**EXERCISE INSTRUCTIONS**
Look through the lines below and extract each one that contains "magnetic".

**RECORDS SHOWN**

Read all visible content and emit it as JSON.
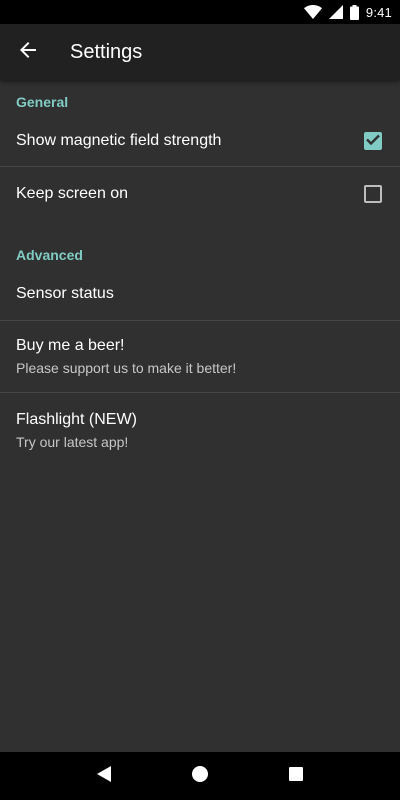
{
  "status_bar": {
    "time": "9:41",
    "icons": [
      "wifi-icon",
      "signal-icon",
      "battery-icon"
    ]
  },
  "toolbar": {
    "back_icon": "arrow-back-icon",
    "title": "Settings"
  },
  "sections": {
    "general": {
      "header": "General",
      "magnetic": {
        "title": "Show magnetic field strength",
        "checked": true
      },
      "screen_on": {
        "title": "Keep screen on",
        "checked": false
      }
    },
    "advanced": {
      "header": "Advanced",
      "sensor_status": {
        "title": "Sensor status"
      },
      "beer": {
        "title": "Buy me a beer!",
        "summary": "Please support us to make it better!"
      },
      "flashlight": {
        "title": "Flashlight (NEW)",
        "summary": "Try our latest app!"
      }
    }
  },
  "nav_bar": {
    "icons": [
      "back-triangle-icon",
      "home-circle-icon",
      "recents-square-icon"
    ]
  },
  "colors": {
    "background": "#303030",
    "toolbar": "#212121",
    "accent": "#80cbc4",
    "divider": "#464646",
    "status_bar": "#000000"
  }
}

**RESPONSE AREA**
      "magnetic": {
        "title": "Show magnetic field strength",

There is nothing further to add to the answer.